Stages 1-3: The Work Before the Work, or Getting to Know Your Government Officials
Stage 1: Zoning
Over the next several weeks, Insights will be examining the 16 stages essential to any successful theme park or museum project. These stages need not necessarily be sequential, but can overlap, particularly in the early phases.
Obviously, any attraction or museum project begins with an idea. If it’s an attraction project, is it a theme park, amusement park or Family Entertainment Center (FEC)? If it’s a museum, what is the focus? Who is the audience (children vs. adults)? Are you rehabbing an existing facility or building a new one? If it’s new build, where will it be located, and who owns the land?
Once these details are sketched out, the client, along with specialty consultants, will begin the 16-stage process. Most developments, whether new or existing build, will require zoning studies and approvals before any planning or design work can begin. The definition of zoning is the “process of planning for land use by a locality to allocate certain kinds of structures in certain areas.” Zoning can include a host of restrictions depending on the zoning area, including building heights, green space and lot usage, density (number of structures in a certain area), and business types. If, for example, the area in which you want to construct your project is zoned for residential use, you may have some trouble getting the project approved unless you can get a variance (exception) from the local zoning authority. Zoning studies are a safeguard for the client, any additional investors and the community in which the project is located.
Stage 2: Government Approvals

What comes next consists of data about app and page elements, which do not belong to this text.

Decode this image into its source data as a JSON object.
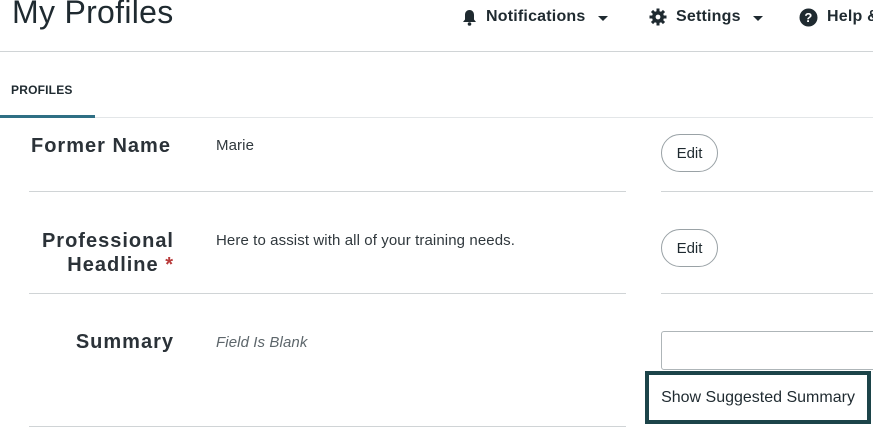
{
  "header": {
    "title": "My Profiles",
    "nav": {
      "notifications": {
        "label": "Notifications",
        "icon": "bell-icon"
      },
      "settings": {
        "label": "Settings",
        "icon": "gear-icon"
      },
      "help": {
        "label": "Help &",
        "icon": "question-circle-icon"
      }
    }
  },
  "tabs": [
    {
      "label": "PROFILES",
      "active": true
    }
  ],
  "fields": {
    "former_name": {
      "label": "Former Name",
      "value": "Marie",
      "action": "Edit"
    },
    "headline": {
      "label_line1": "Professional",
      "label_line2": "Headline",
      "required_mark": "*",
      "value": "Here to assist with all of your training needs.",
      "action": "Edit"
    },
    "summary": {
      "label": "Summary",
      "value": "Field Is Blank",
      "input_value": "",
      "suggest_label": "Show Suggested Summary"
    }
  },
  "colors": {
    "accent": "#2f6f84",
    "focus_outline": "#1c4449",
    "required": "#b83a3a"
  }
}
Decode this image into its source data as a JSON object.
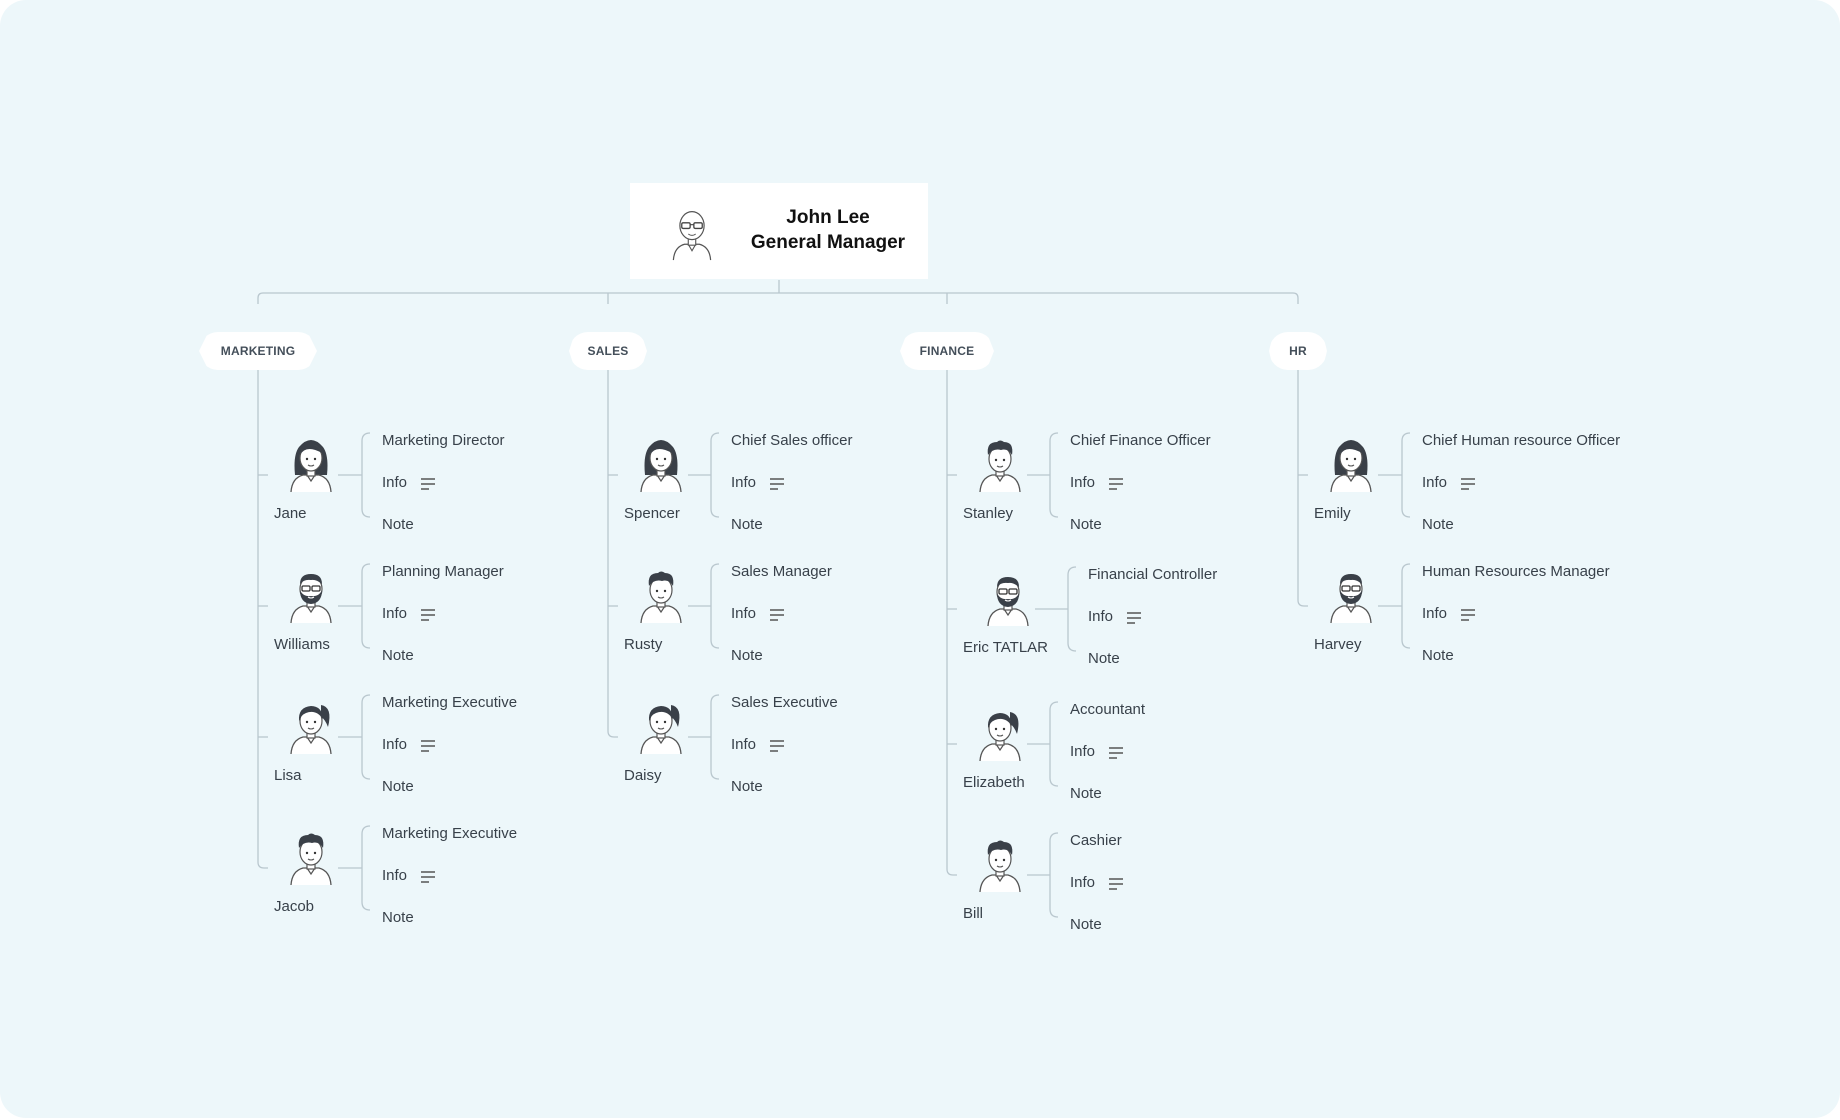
{
  "root": {
    "name": "John Lee",
    "title": "General Manager",
    "avatar": "bald-glasses-man-icon"
  },
  "departments": [
    {
      "name": "MARKETING",
      "members": [
        {
          "name": "Jane",
          "role": "Marketing Director",
          "info": "Info",
          "note": "Note",
          "avatar": "long-hair-woman-icon"
        },
        {
          "name": "Williams",
          "role": "Planning Manager",
          "info": "Info",
          "note": "Note",
          "avatar": "bearded-glasses-man-icon"
        },
        {
          "name": "Lisa",
          "role": "Marketing Executive",
          "info": "Info",
          "note": "Note",
          "avatar": "ponytail-woman-icon"
        },
        {
          "name": "Jacob",
          "role": "Marketing Executive",
          "info": "Info",
          "note": "Note",
          "avatar": "curly-hair-man-icon"
        }
      ]
    },
    {
      "name": "SALES",
      "members": [
        {
          "name": "Spencer",
          "role": "Chief Sales officer",
          "info": "Info",
          "note": "Note",
          "avatar": "long-hair-woman-icon"
        },
        {
          "name": "Rusty",
          "role": "Sales Manager",
          "info": "Info",
          "note": "Note",
          "avatar": "curly-hair-man-icon"
        },
        {
          "name": "Daisy",
          "role": "Sales Executive",
          "info": "Info",
          "note": "Note",
          "avatar": "ponytail-woman-icon"
        }
      ]
    },
    {
      "name": "FINANCE",
      "members": [
        {
          "name": "Stanley",
          "role": "Chief Finance Officer",
          "info": "Info",
          "note": "Note",
          "avatar": "curly-hair-man-icon"
        },
        {
          "name": "Eric TATLAR",
          "role": "Financial Controller",
          "info": "Info",
          "note": "Note",
          "avatar": "bearded-glasses-man-icon"
        },
        {
          "name": "Elizabeth",
          "role": "Accountant",
          "info": "Info",
          "note": "Note",
          "avatar": "ponytail-woman-icon"
        },
        {
          "name": "Bill",
          "role": "Cashier",
          "info": "Info",
          "note": "Note",
          "avatar": "curly-hair-man-icon"
        }
      ]
    },
    {
      "name": "HR",
      "members": [
        {
          "name": "Emily",
          "role": "Chief Human resource Officer",
          "info": "Info",
          "note": "Note",
          "avatar": "long-hair-woman-icon"
        },
        {
          "name": "Harvey",
          "role": "Human Resources Manager",
          "info": "Info",
          "note": "Note",
          "avatar": "bearded-glasses-man-icon"
        }
      ]
    }
  ],
  "colors": {
    "background": "#edf7fa",
    "connector": "#b9c7ce",
    "text": "#38414a",
    "hair": "#3a4048"
  }
}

After or concurrent with the zoning process, other government approvals must often be obtained, which brings us to Stage 2. Approvals may be needed for such things as permits related to the use of municipal water and sewer lines or points of ingress/egress to and from city roads and highways. It is sometimes necessary to complete a certain amount of preliminary design work in order to obtain these approvals. This can be a lengthy process depending on local conditions, politics and other business and financial realities. In order to potentially shorten this process and create broad-based buy-in for your project (not to mention future financial support), you and your specialist consultants should develop first-name-basis relationships with local government, business and community leaders.
Stage 3: Environmental Impact Study
To round out the pre-design municipal approvals process, most projects will need to carry out Stage 3, an environmental impact study. Because lenders are often required to assume responsibility for the environmental impacts of their projects, environmental considerations (impacts on air quality, water quality, etc.) should be considered early. Again, proactively engaging local government leaders in the process, particularly if your municipality has an Office of Environmental Quality, will mitigate time- and cost-consuming surprises.
Congratulations! You have the approvals. Now, how are you going to pay for your project, and is your project viable? We’ll answer these questions in our next post.